> _WHAT THIS TASK INVOLVES_
Go through the entries below line by line and tally those holding "JSON"; write only the tally.

> _INPUT DATA_
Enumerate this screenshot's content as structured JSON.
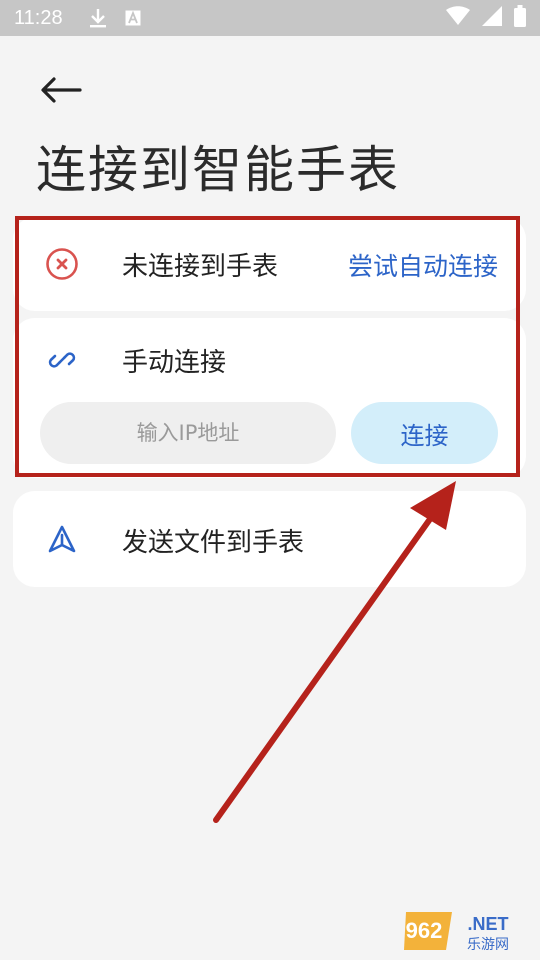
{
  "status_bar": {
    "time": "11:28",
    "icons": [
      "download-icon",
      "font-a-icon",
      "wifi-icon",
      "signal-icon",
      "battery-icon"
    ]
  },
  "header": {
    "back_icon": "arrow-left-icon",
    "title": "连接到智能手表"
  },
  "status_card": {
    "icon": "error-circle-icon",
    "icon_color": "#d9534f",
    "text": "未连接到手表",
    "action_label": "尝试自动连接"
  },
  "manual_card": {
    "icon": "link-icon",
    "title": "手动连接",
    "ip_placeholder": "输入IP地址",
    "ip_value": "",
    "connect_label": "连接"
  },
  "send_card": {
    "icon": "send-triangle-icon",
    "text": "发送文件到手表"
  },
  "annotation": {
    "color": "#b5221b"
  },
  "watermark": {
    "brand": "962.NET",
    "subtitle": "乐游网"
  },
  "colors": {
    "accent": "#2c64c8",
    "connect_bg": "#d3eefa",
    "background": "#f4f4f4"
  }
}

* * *

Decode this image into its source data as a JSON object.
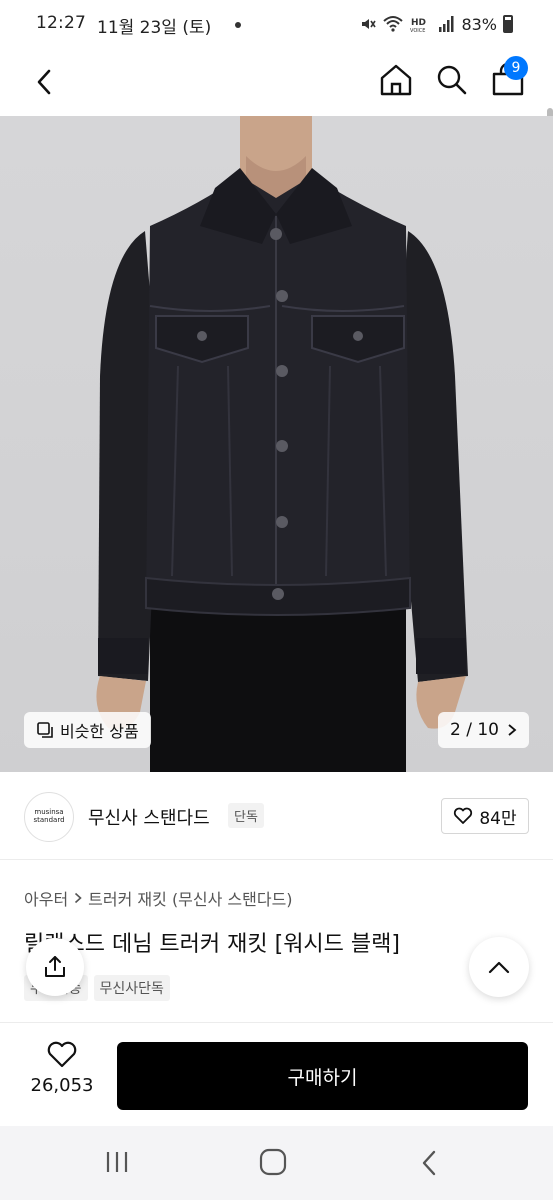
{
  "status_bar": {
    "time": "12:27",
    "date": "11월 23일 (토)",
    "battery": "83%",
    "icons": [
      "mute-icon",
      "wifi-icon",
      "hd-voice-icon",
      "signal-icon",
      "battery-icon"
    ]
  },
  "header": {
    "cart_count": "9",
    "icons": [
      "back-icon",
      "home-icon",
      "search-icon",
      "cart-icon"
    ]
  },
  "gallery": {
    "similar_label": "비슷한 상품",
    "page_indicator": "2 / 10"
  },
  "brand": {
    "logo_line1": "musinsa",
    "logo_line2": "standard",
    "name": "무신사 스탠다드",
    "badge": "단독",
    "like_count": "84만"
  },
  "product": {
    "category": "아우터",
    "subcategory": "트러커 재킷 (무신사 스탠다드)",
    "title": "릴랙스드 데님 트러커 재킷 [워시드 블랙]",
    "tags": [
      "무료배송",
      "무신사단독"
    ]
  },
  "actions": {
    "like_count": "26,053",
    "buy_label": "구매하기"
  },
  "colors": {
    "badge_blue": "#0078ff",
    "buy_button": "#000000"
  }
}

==

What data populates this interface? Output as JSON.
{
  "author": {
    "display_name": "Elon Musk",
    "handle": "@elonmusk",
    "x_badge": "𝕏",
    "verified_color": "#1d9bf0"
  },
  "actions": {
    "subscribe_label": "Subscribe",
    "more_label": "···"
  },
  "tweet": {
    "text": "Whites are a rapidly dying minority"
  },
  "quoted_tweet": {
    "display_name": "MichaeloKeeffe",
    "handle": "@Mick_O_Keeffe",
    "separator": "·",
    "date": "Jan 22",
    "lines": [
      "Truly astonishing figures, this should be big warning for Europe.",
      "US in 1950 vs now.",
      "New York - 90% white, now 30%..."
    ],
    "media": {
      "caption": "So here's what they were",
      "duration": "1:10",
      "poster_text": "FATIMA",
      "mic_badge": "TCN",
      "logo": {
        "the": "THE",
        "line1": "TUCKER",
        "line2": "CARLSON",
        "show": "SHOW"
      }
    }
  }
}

> _RESPONSE TO THIS TASK_
3